Tuesday, February 20, 2007

Martini at 80

Another papal elector's slot opened in the Sacred College last Thursday as the retired archbishop of Milan, Cardinal Carlo Maria Martini SJ, marked his 80th birthday.

A simple priest when he was named to the chair of St Ambrose by John Paul II in 1979, over his years at the helm of Europe's largest diocese Martini acquired a reputation as the church's progressive lightning-rod, whether advocating a new ecumenical council or, as he did last year, opining that the use of condoms in cases of a partner infected with HIV/AIDS constituted a "lesser evil."

Sure, there are those who view Martini -- who, in accord with his fervent wishes, returned to Jerusalem on his retirement in 2002 -- as an incarnation of the Antichrist. But proving yet again that Joseph Ratzinger is a Pope his pre-electoral base won't listen to, said line of thought has been firmly repudiated by none other than Benedict XVI, himself.

(Given the similarity of phonetic, to say nothing of the identical politicized rhetoric worthy of the End of Days, it's an opportune moment to repeat our occasional public service announcement that, indeed, Archbishop Piero Marini is still Master of Papal Liturgical Celebrations... and marks his 20th anniversary in the post this coming Saturday.)

Since his election, the sitting Pope has relied more heavily on few, if any, of his cardinals as a sounding board than Martini.
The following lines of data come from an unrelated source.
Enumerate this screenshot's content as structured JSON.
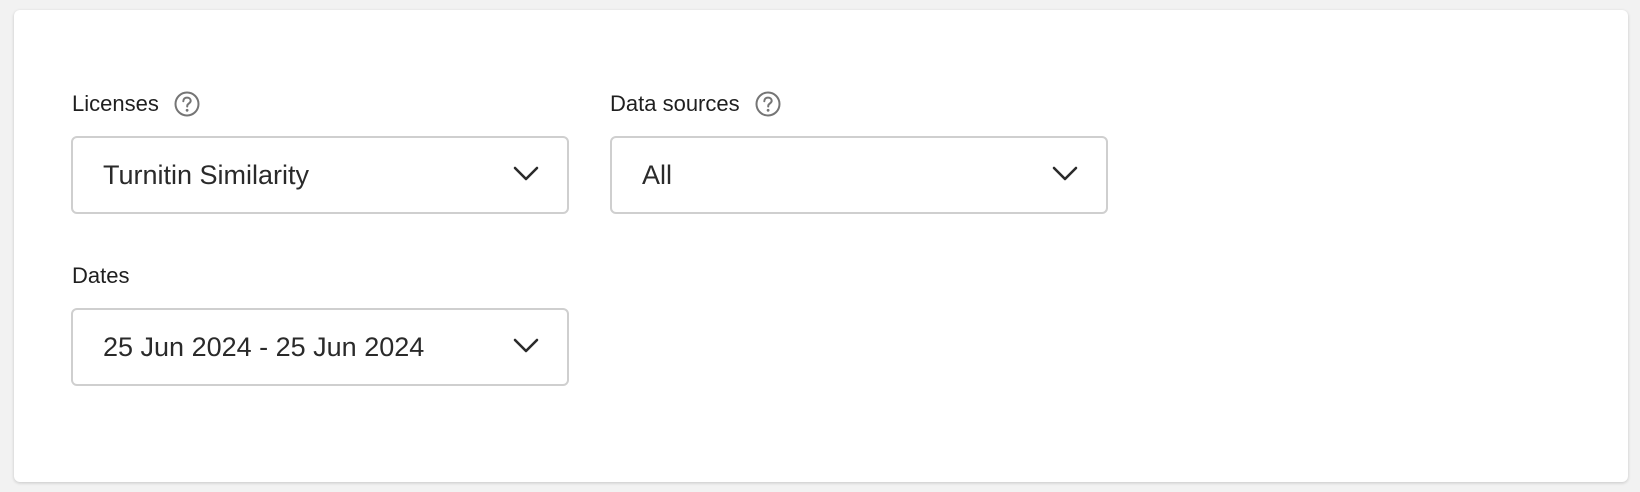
{
  "filters": {
    "licenses": {
      "label": "Licenses",
      "help_icon": "help-circle-icon",
      "value": "Turnitin Similarity"
    },
    "data_sources": {
      "label": "Data sources",
      "help_icon": "help-circle-icon",
      "value": "All"
    },
    "dates": {
      "label": "Dates",
      "value": "25 Jun 2024 - 25 Jun 2024"
    }
  },
  "icons": {
    "dropdown": "chevron-down-icon"
  },
  "colors": {
    "card_background": "#ffffff",
    "page_background": "#f2f2f2",
    "border": "#cfcfcf",
    "text": "#1f1f1f",
    "icon": "#757575"
  }
}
The retired porporato has been received in audience by the pontiff with a frequency reserved for most dicastery heads, and on a visit to the Roman seminary at the weekend, Benedict revealed that he and Martini exchanged a very personal and very warm set of letters to mark the latter's milestone.
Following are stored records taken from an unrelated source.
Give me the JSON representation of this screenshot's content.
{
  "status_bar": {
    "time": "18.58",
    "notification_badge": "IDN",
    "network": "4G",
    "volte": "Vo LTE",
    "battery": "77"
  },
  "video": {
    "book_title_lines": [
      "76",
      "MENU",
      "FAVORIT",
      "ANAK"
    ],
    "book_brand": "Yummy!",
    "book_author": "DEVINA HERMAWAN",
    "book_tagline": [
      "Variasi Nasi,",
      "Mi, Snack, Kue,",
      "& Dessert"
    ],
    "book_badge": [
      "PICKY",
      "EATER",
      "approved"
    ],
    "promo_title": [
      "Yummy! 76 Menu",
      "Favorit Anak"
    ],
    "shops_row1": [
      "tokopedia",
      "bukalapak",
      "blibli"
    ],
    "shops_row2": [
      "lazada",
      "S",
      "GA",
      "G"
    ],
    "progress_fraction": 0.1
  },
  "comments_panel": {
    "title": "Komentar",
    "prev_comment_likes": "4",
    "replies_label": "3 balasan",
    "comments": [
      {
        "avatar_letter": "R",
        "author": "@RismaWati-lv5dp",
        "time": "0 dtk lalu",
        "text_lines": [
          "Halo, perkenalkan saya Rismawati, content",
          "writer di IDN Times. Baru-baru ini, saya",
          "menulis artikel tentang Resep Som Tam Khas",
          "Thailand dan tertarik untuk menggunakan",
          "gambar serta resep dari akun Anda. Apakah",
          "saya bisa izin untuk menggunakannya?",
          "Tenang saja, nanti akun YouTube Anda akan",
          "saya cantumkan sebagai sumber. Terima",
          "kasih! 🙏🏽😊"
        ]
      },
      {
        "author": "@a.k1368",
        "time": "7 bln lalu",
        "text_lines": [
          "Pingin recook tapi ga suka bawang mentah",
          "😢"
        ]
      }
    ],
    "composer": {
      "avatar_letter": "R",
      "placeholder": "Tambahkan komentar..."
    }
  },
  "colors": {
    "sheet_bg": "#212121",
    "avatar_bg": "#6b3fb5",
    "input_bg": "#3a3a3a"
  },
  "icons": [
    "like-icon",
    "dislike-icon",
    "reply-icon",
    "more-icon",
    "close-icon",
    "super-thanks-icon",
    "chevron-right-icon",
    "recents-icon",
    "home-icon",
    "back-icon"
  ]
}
"We are of the same age," Benedict, who turns 80 on 16 April, mused.

As for the rest, NCR's John Allen explains it:
In truth, Martini has always been more traditional, and Ratzinger more modern, than the stereotypes might suggest. That they have differences on some important questions, however, is not in dispute.

Even in retirement, Martini continues in some ways to play the role of “loyal opposition”. Recently, Italy has been engulfed by a right-to-die debate that became the country’s equivalent of the Terry Schiavo case in the United States, when an advanced muscular dystrophy patient named Piergiorgio Welby asked to be removed from his respirator, and eventually died. Officially, the Catholic church was critical of the decision, and the pope’s Vicar for Rome, Cardinal Camillo Ruini, denied permission for a church funeral. Martini, however, took a more permissive line, saying publicly that terminally ill patients should be given the right to refuse treatments and that the doctors who assist them should be protected by law....

Those expecting a dramatic schism between “Ratzinger-ites” and “Martini-ites” under Benedict XVI, however, so far have been grossly disappointed....

Another reminder of the point came on Saturday, when Benedict XVI held a meeting with seminarians at the Roman Seminary for the Feast of Our Lady of Confidence.

The pope was asked six questions by the seminarians, which had been submitted in advance and released to the press. They ranged from asking the pope to reflect on his own priestly formation, to his thoughts about how to avoid careerism in the priesthood. The fact that the questions were pre-arranged means that Benedict had plenty of time to craft his answers.

In the course of responding, the pope cited a number of sages, most prominently St. Augustine, who loomed so large in his own intellectual and spiritual formation, St. Ignatius, and St. Bakhita, the former Sudanese slave canonized by John Paul II in 2000.

The only living figure cited by the pope, however, was Martini.

“I don’t think I’m being indiscrete if I say that today I received a beautiful letter from Cardinal Martini,” Benedict said. “I had expressed best wishes for his 80th birthday – we’re the same age – and in thanking me, he wrote: ‘I’m grateful above all to the Lord for the gift of perseverance. Today,’ he writes, ‘even the good is done for the most part ad tempus, ad experimentum. Good, according to its essence, can only be done definitively; but in order to do it definitively, we need the grace of perseverance. I pray every day,’ he concludes, ‘so that the Lord will give me this grace.’”

The pope then quoted another line from Martini: “So far, the Lord has given me this grace of perseverance, and I hope that he will give it to me also for this last phase of my journey upon this earth.”